- The latest subpoenas add to growing scrutiny of the deal. Federal regulators launched investigations into the merger between Trump’s company and Digital World Acquisition Corp, the SPAC, in December, just weeks after the merger was announced.
The new subpoenas seek some of the same documents as federal regulators, as well as requests for communications with or about “multiple individuals,” and information about Rocket One Capital, a Miami-based venture capital firm, according to Monday’s filing.
The investigation from the SEC and the Financial Industry Regulatory Authority is seeking information about events that took place before the public announcement.
SPACs, also known as blank check companies, are formed to raise capital through an initial public offering for the purpose of acquiring or merging with a company. But they are not supposed to have an acquisition target in mind as they raise money from investors.
LITHUANIAN WEBSITES HIT BY RUSSIAN CYBERATTACKS
Several public and private sector websites in Lithuania were temporarily down on Monday following a cyberattack reportedly carried out by a Russian-backed hacking group.
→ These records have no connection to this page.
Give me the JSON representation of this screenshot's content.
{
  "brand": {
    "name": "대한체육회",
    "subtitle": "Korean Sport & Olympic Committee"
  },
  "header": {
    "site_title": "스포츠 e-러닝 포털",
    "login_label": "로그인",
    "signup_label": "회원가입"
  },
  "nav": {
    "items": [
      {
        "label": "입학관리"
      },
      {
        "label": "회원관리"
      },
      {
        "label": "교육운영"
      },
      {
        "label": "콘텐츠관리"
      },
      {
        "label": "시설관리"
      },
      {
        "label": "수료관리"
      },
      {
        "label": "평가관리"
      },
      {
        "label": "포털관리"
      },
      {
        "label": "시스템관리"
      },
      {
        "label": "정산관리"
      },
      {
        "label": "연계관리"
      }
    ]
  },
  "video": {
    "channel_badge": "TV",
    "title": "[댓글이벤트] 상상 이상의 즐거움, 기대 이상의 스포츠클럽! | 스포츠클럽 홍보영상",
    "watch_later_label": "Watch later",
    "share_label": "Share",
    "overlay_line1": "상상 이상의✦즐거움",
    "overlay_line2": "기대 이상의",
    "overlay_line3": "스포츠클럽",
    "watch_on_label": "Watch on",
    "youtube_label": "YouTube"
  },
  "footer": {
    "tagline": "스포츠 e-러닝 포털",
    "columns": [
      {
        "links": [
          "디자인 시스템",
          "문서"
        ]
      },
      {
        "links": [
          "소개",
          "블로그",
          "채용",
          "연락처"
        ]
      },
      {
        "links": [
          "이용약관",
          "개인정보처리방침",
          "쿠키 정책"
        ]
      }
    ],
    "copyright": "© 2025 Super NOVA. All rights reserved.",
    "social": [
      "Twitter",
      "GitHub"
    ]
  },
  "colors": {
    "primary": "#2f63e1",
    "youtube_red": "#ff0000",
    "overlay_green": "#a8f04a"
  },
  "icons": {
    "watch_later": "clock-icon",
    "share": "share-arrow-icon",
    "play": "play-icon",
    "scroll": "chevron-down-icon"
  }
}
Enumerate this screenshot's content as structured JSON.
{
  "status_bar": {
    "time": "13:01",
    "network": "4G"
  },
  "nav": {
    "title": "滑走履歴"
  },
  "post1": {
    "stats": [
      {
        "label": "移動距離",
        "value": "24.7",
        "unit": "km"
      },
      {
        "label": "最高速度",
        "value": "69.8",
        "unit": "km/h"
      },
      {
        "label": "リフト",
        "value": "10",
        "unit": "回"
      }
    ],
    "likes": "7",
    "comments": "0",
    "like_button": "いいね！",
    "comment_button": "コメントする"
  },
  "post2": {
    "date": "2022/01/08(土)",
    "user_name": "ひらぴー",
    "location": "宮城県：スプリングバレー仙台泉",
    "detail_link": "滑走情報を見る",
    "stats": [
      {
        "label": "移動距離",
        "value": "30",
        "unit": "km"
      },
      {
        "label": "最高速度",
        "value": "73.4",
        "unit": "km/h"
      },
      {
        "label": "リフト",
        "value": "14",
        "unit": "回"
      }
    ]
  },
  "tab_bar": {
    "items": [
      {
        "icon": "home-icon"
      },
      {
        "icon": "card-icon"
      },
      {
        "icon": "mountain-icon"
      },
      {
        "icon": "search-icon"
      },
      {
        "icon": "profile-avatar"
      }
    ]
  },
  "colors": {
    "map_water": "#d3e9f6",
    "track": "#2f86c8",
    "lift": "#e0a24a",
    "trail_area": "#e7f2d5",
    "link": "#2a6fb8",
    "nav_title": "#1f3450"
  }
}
Lithuania’s acting director of the National Cyber Security Centre, Jonas Skardinskas, said the disruption was an ongoing distributed denial of service (DDoS) attack that targeted the country’s Secure National Data Transfer, as well as other governmental institutions and private companies.
“It is highly probable that such or even more intense attacks will continue into the coming days, especially against the communications, energy and financial sectors,” Skardinskas said.
A Russian-backed hacking group, known as Killnet, has claimed responsibility for the hack against Lithuania, according to multiple news reports
BITS & PIECES
An op-ed to chew on: It’s time to forge a transatlantic clean technology alliance
Notable links from around the web:
The #1 Period Tracker on the App Store Will Hand Over Data Without a Warrant (Motherboard / Samantha Cole)
With clock ticking, battle over tech regulation intensifies (The Washington Post / Cat Zakrzewski, Will Oremus, Gerrit De Vynck and Cristiano Lima)
The Biggest Privacy Risks In Post-Roe America (The Verge / Russell Brandom, Nicole Wetsman, Corin Faife, and Mary Beth Griggs)
Lighter click: Planetary conjunction
One more thing: Back at it
The House committee investigating the Jan. 6, 2021, attack on the Capitol announced a last-minute hearing for Tuesday after previously saying it would pause its series of meetings until July.
An advisory sent Monday said they would convene to “present recently obtained evidence” but provided no other details.
The committee last week said they would pause their hearings for two weeks given a wealth of new evidence.
“We’ve taken in some additional information that’s going to require additional work. So rather than present hearings that have not been the quality of the hearings in the past, we made a decision to just move into sometime in July,” Chairman Bennie Thompson (D-Miss.) told reporters last Wednesday.